> _Assignment_
Please could you give again the lines from the one holding "Output a JSON" through the final line of the data below, exactly, with no other lines?

[Stored entries]
********

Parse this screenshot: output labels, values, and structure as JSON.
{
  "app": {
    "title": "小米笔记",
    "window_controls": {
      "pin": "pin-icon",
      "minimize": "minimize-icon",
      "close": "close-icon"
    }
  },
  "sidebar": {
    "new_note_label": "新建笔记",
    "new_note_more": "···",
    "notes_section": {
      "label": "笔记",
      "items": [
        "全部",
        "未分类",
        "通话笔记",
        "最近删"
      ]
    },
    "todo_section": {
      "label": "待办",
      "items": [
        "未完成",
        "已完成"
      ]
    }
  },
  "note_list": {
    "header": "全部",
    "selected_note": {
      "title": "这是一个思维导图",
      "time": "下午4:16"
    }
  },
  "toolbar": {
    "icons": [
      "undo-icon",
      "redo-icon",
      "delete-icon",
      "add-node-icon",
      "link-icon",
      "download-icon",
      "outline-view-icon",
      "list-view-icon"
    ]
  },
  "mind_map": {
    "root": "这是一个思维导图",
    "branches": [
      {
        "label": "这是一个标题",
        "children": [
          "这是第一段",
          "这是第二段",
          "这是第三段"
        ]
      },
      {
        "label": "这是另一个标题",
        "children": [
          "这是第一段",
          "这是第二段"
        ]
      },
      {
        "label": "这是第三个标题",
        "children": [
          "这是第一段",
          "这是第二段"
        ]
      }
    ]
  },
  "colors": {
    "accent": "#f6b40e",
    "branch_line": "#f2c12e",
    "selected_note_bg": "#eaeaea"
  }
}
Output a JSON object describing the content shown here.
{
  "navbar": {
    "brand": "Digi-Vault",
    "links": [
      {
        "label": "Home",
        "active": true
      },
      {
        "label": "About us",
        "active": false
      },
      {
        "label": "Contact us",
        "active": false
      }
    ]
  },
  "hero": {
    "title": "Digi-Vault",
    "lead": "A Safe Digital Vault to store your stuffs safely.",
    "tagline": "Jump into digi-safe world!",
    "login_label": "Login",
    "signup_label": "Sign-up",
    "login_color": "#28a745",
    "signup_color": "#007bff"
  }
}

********

> _Result below_
Output a JSON object describing the content shown here.
{
  "navbar": {
    "brand": "Digi-Vault",
    "links": [
      {
        "label": "Home",
        "active": true
      },
      {
        "label": "About us",
        "active": false
      },
      {
        "label": "Contact us",
        "active": false
      }
    ]
  },
  "hero": {
    "title": "Digi-Vault",
    "lead": "A Safe Digital Vault to store your stuffs safely.",
    "tagline": "Jump into digi-safe world!",
    "login_label": "Login",
    "signup_label": "Sign-up",
    "login_color": "#28a745",
    "signup_color": "#007bff"
  }
}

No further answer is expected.